Then, Sunday in Liaoning , they made their way back from a 22-point halftime deficit to tie the score at 100 before a bizarre hailstorm of water bottles from fans who were disenchanted with the comeback and the officiating cleared the court, forcing the game into prolonged hiatus and the Ducks into an unnerving loss. (Just for the record, from Marbury: "Nah, I wasn't scared at all, man.")

So all is not lost, even though all those games have been.

Part of the problem traces back to an injury suffered by Lee Hsueh-lin, who was averaging 5.9 points and 4.3 assists a game. Marbury - who is in the first season of a two-year contract - says both the injury and the team's skid have given the young team a chance to reshape itself, not just for the postseason, but for the future.

"The focus is going to continue to be to get better and continue to develop the younger guys," Marbury said. "It's preparing them to play for what's in the end, and by us being able to develop these guys right now, when the playoffs come, you have several guys who are in position to play in ways they wouldn't have been ready for otherwise. Some of these guys are really growing as players. In the NBA, when a guy gets hurt, it's an opportunity for another guy to step up."

Marbury said Fang Shuo, in particular, impressed him in recent weeks, even as the 21-year-old guard tries to deal with newfound pressure.

"(Fang) is growing, he's growing a lot, and you know with the Chinese guys it's different, because the culture of basketball is a little different," he said. "He has to get acclimated to playing, and the coach is asking him to do things he isn't used to doing."

So the Ducks will try to do what they've done for most of the season, only a little better.
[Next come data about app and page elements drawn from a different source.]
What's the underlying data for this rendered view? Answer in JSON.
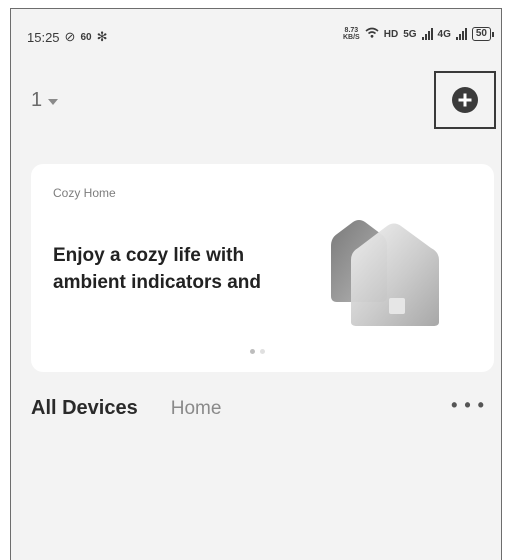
{
  "status_bar": {
    "time": "15:25",
    "indicator": "60",
    "speed_value": "8.73",
    "speed_unit": "KB/S",
    "hd_label": "HD",
    "sim1_label": "5G",
    "sim2_label": "4G",
    "battery": "50"
  },
  "header": {
    "home_name": "1",
    "add_icon": "plus-circle-icon"
  },
  "banner": {
    "tag": "Cozy Home",
    "headline": "Enjoy a cozy life with ambient indicators and",
    "active_slide": 1,
    "slide_count": 2
  },
  "tabs": {
    "active_label": "All Devices",
    "second_label": "Home",
    "more_label": "• • •"
  }
}
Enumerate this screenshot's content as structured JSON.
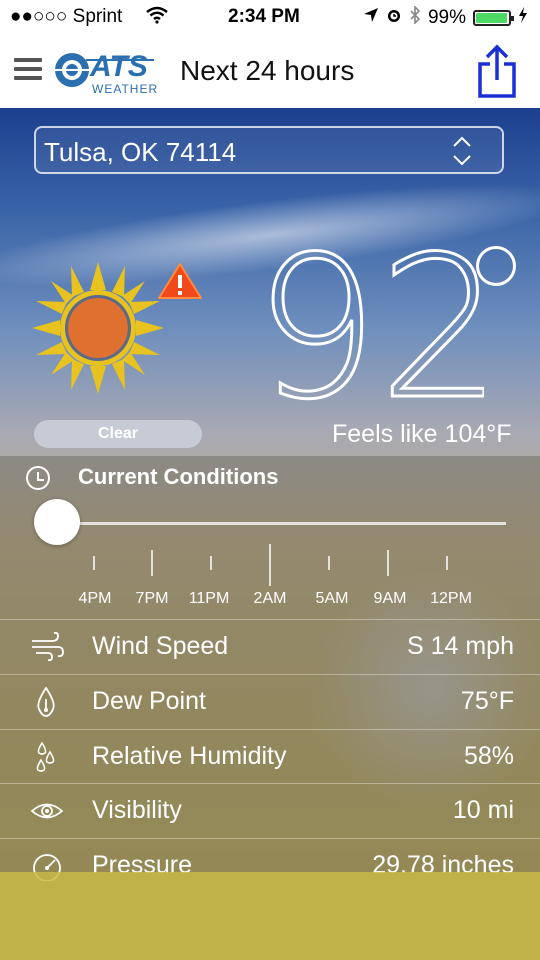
{
  "status_bar": {
    "carrier": "●●○○○ Sprint",
    "time": "2:34 PM",
    "battery": "99%",
    "battery_level": 0.99
  },
  "nav": {
    "logo_text": "ATS",
    "logo_subtext": "WEATHER",
    "title": "Next 24 hours",
    "icons": [
      "menu-icon",
      "share-icon"
    ]
  },
  "location": {
    "value": "Tulsa, OK 74114"
  },
  "current": {
    "temperature": "92",
    "degree_symbol": "°",
    "feels_like": "Feels like 104°F",
    "condition": "Clear",
    "icons": [
      "sun-icon",
      "warning-icon"
    ]
  },
  "conditions": {
    "title": "Current Conditions",
    "timeline": [
      "4PM",
      "7PM",
      "11PM",
      "2AM",
      "5AM",
      "9AM",
      "12PM"
    ],
    "slider_position": 0,
    "rows": [
      {
        "label": "Wind Speed",
        "value": "S 14 mph",
        "icon": "wind-icon"
      },
      {
        "label": "Dew Point",
        "value": "75°F",
        "icon": "droplet-icon"
      },
      {
        "label": "Relative Humidity",
        "value": "58%",
        "icon": "humidity-icon"
      },
      {
        "label": "Visibility",
        "value": "10 mi",
        "icon": "eye-icon"
      },
      {
        "label": "Pressure",
        "value": "29.78 inches",
        "icon": "gauge-icon"
      }
    ]
  },
  "colors": {
    "accent": "#1a2fd6",
    "battery": "#4cd964",
    "warning": "#f04a1a",
    "sun_ray": "#e8c21e",
    "sun_core": "#e07030"
  }
}
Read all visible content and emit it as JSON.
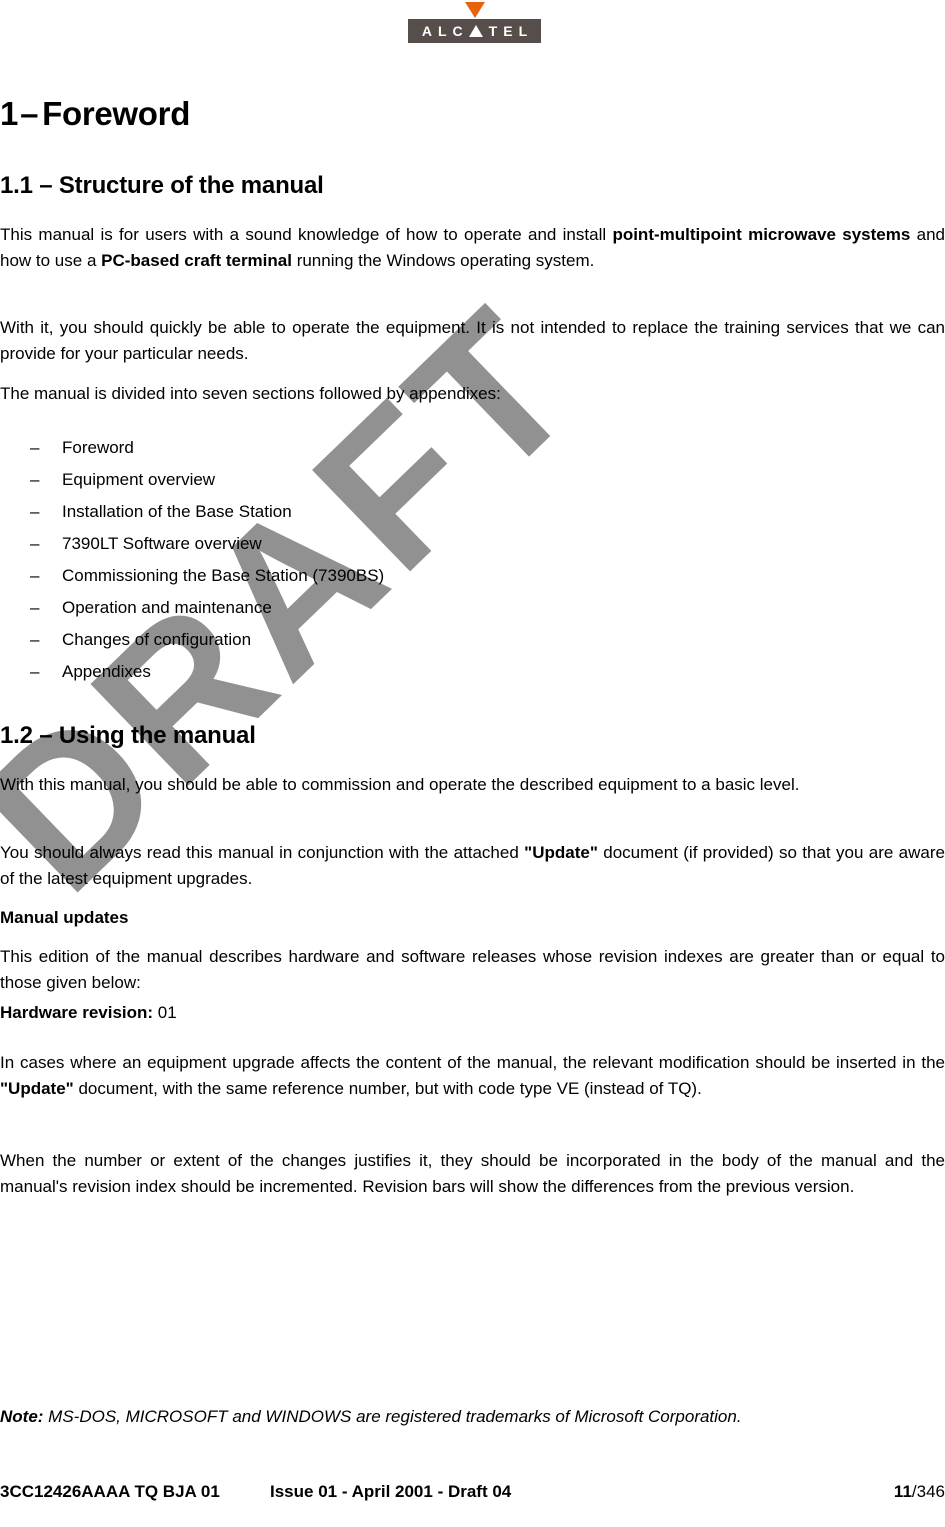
{
  "logo": {
    "name": "alcatel-logo",
    "letters": [
      "A",
      "L",
      "C",
      "A",
      "T",
      "E",
      "L"
    ],
    "box_color": "#554E4A",
    "triangle_color": "#E8620B",
    "letter_color": "#FFFFFF"
  },
  "watermark": {
    "text": "DRAFT",
    "color": "#919191"
  },
  "headings": {
    "chapter_number": "1",
    "chapter_dash": "–",
    "chapter_title": "Foreword",
    "section_1_1": "1.1 –  Structure of the manual",
    "section_1_2": "1.2 –  Using the manual",
    "subheading_manual_updates": "Manual updates"
  },
  "paragraphs": {
    "intro_part1": "This manual is for users with a sound knowledge of how to operate and install ",
    "intro_bold1": "point-multipoint microwave systems",
    "intro_part2": " and how to use a ",
    "intro_bold2": "PC-based craft terminal",
    "intro_part3": " running the Windows operating system.",
    "with_it": "With it, you should quickly be able to operate the equipment. It is not intended to replace the training services that we can provide for your particular needs.",
    "divided_into": "The manual is divided into seven sections followed by appendixes:",
    "using_manual_basic": "With this manual, you should be able to commission and operate the described equipment to a basic level.",
    "always_read_part1": "You should always read this manual in conjunction with the attached ",
    "always_read_bold": "\"Update\"",
    "always_read_part2": " document (if provided) so that you are aware of the latest equipment upgrades.",
    "this_edition": "This edition of the manual describes hardware and software releases whose revision indexes are greater than or equal to those given below:",
    "hardware_revision_label": "Hardware revision:",
    "hardware_revision_value": " 01",
    "in_cases_part1": "In cases where an equipment upgrade affects the content of the manual, the relevant modification should be inserted in the ",
    "in_cases_bold": "\"Update\"",
    "in_cases_part2": " document, with the same reference number, but with code type VE (instead of TQ).",
    "when_number": "When the number or extent of the changes justifies it, they should be incorporated in the body of the manual and the manual's revision index should be incremented. Revision bars will show the differences from the previous version.",
    "note_label": "Note:",
    "note_body": " MS-DOS, MICROSOFT and WINDOWS are registered trademarks of Microsoft Corporation."
  },
  "section_list": {
    "dash": "–",
    "items": [
      "Foreword",
      "Equipment overview",
      "Installation of the Base Station",
      "7390LT Software overview",
      "Commissioning the Base Station (7390BS)",
      "Operation and maintenance",
      "Changes of configuration",
      "Appendixes"
    ]
  },
  "footer": {
    "document_code": "3CC12426AAAA TQ BJA 01",
    "issue_info": "Issue 01 - April 2001 - Draft 04",
    "page_number": "11",
    "page_total": "/346"
  }
}
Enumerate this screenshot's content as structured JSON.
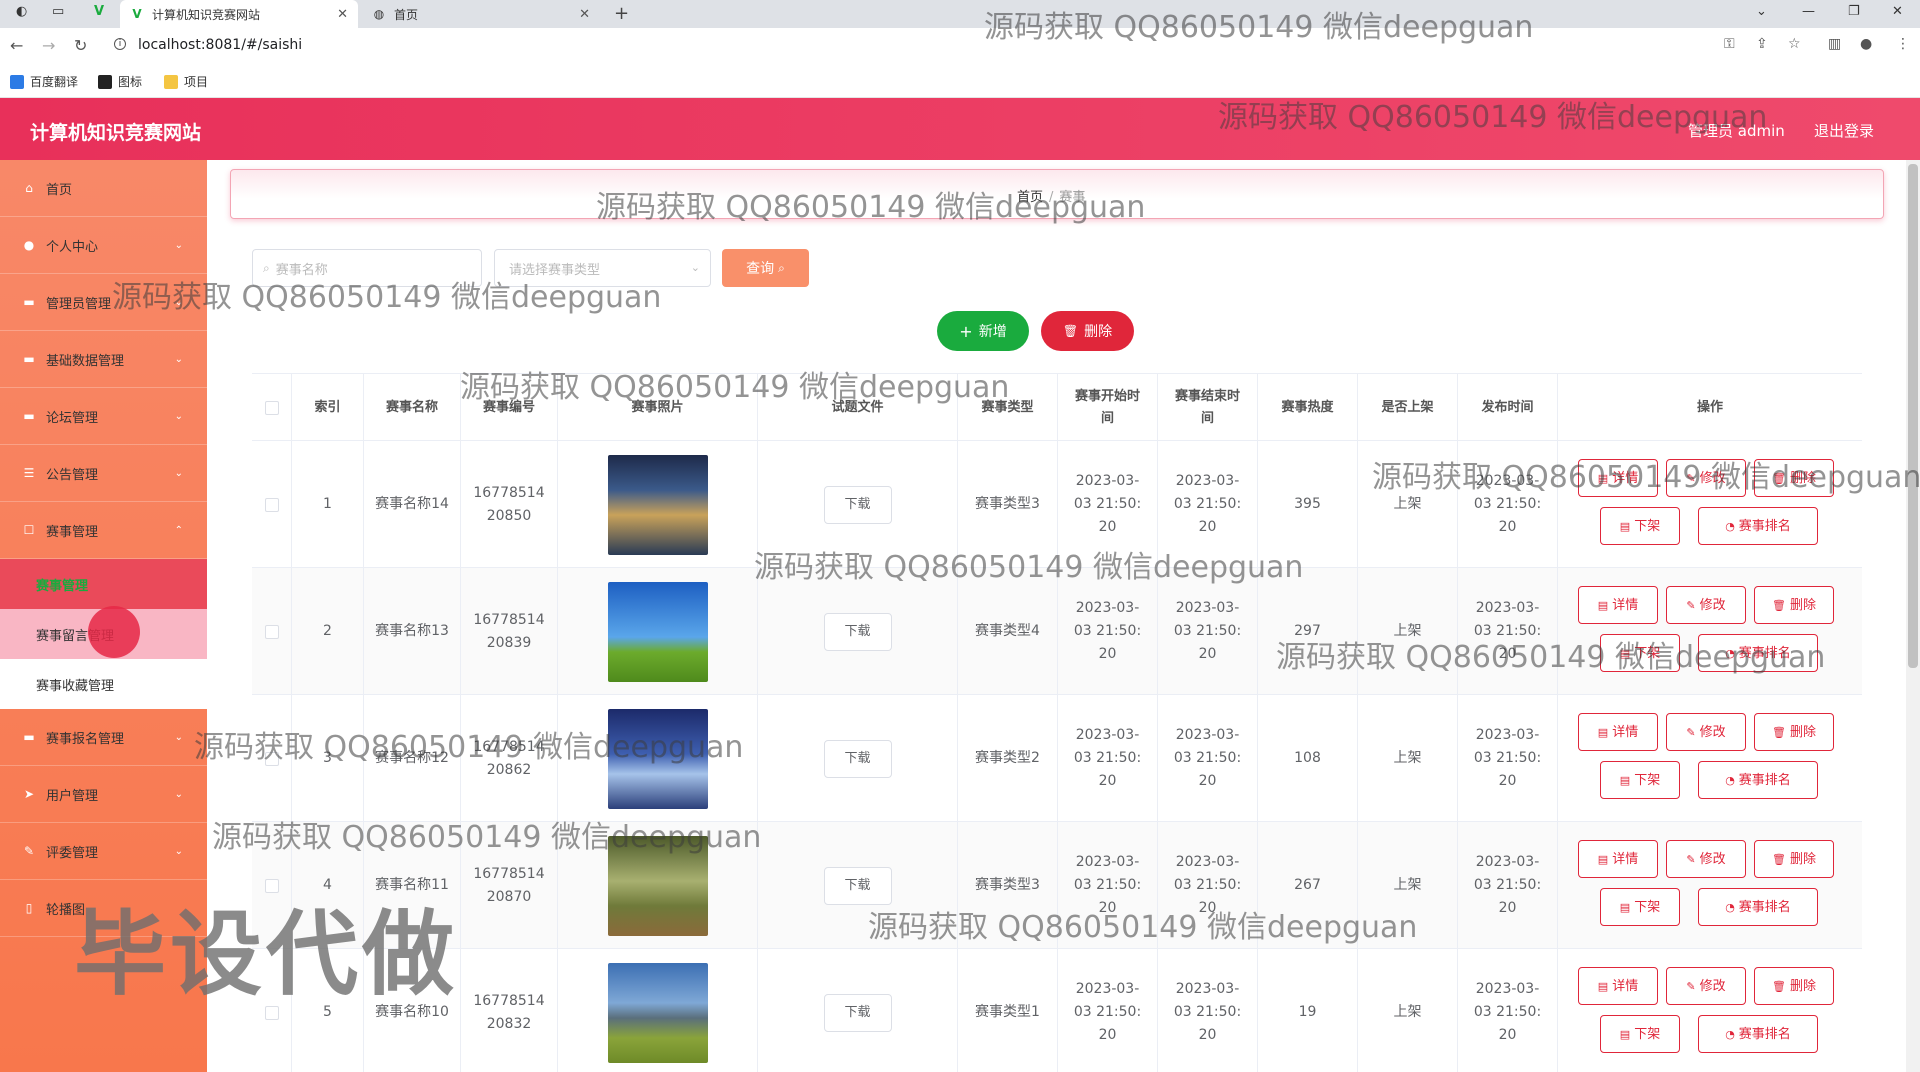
{
  "browser": {
    "tabs": [
      {
        "title": "计算机知识竞赛网站",
        "active": true
      },
      {
        "title": "首页",
        "active": false
      }
    ],
    "url": "localhost:8081/#/saishi",
    "bookmarks": [
      "百度翻译",
      "图标",
      "项目"
    ]
  },
  "header": {
    "title": "计算机知识竞赛网站",
    "admin": "管理员 admin",
    "logout": "退出登录"
  },
  "sidebar": {
    "items": [
      {
        "label": "首页",
        "icon": "home-icon"
      },
      {
        "label": "个人中心",
        "icon": "user-icon"
      },
      {
        "label": "管理员管理",
        "icon": "admin-icon"
      },
      {
        "label": "基础数据管理",
        "icon": "data-icon"
      },
      {
        "label": "论坛管理",
        "icon": "forum-icon"
      },
      {
        "label": "公告管理",
        "icon": "notice-icon"
      },
      {
        "label": "赛事管理",
        "icon": "contest-icon"
      }
    ],
    "sub_items": [
      "赛事管理",
      "赛事留言管理",
      "赛事收藏管理"
    ],
    "items_after": [
      {
        "label": "赛事报名管理",
        "icon": "signup-icon"
      },
      {
        "label": "用户管理",
        "icon": "users-icon"
      },
      {
        "label": "评委管理",
        "icon": "judge-icon"
      },
      {
        "label": "轮播图",
        "icon": "carousel-icon"
      }
    ]
  },
  "breadcrumb": {
    "home": "首页",
    "current": "赛事"
  },
  "search": {
    "name_placeholder": "赛事名称",
    "type_placeholder": "请选择赛事类型",
    "query_label": "查询"
  },
  "actions": {
    "add_label": "新增",
    "delete_label": "删除"
  },
  "table": {
    "headers": [
      "索引",
      "赛事名称",
      "赛事编号",
      "赛事照片",
      "试题文件",
      "赛事类型",
      "赛事开始时间",
      "赛事结束时间",
      "赛事热度",
      "是否上架",
      "发布时间",
      "操作"
    ],
    "download_label": "下载",
    "op_labels": {
      "detail": "详情",
      "edit": "修改",
      "delete": "删除",
      "offshelf": "下架",
      "rank": "赛事排名"
    },
    "rows": [
      {
        "index": "1",
        "name": "赛事名称14",
        "code": "1677851420850",
        "type": "赛事类型3",
        "start": "2023-03-03 21:50:20",
        "end": "2023-03-03 21:50:20",
        "heat": "395",
        "shelf": "上架",
        "published": "2023-03-03 21:50:20",
        "photo": "city-night"
      },
      {
        "index": "2",
        "name": "赛事名称13",
        "code": "1677851420839",
        "type": "赛事类型4",
        "start": "2023-03-03 21:50:20",
        "end": "2023-03-03 21:50:20",
        "heat": "297",
        "shelf": "上架",
        "published": "2023-03-03 21:50:20",
        "photo": "green-field"
      },
      {
        "index": "3",
        "name": "赛事名称12",
        "code": "1677851420862",
        "type": "赛事类型2",
        "start": "2023-03-03 21:50:20",
        "end": "2023-03-03 21:50:20",
        "heat": "108",
        "shelf": "上架",
        "published": "2023-03-03 21:50:20",
        "photo": "night-sky"
      },
      {
        "index": "4",
        "name": "赛事名称11",
        "code": "1677851420870",
        "type": "赛事类型3",
        "start": "2023-03-03 21:50:20",
        "end": "2023-03-03 21:50:20",
        "heat": "267",
        "shelf": "上架",
        "published": "2023-03-03 21:50:20",
        "photo": "forest-path"
      },
      {
        "index": "5",
        "name": "赛事名称10",
        "code": "1677851420832",
        "type": "赛事类型1",
        "start": "2023-03-03 21:50:20",
        "end": "2023-03-03 21:50:20",
        "heat": "19",
        "shelf": "上架",
        "published": "2023-03-03 21:50:20",
        "photo": "mountain-meadow"
      }
    ]
  },
  "watermarks": {
    "text": "源码获取 QQ86050149 微信deepguan",
    "big": "毕设代做"
  },
  "colors": {
    "primary": "#e8305a",
    "sidebar": "#f8774c",
    "add": "#1aab3e",
    "danger": "#e0263a",
    "query": "#f9906a"
  }
}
For his part, Marbury had what's become an almost routine stat line on Wednesday: 35 points, nine assists, three rebounds. He says he has a history of improving as seasons progress.

"In China they keep asking and asking, 'Are you getting tired?' and I'm like 'No, I'm gonna get stronger as the season gets going,'" he said. "You think I'm tired, and I don't know what to say - I'm in great shape right now, I'm used to a long season."

Dusty Lane is a sports copy editor who would like to wish his mom a happy birthday. Reach him at

(China Daily 01/06/2012 page23)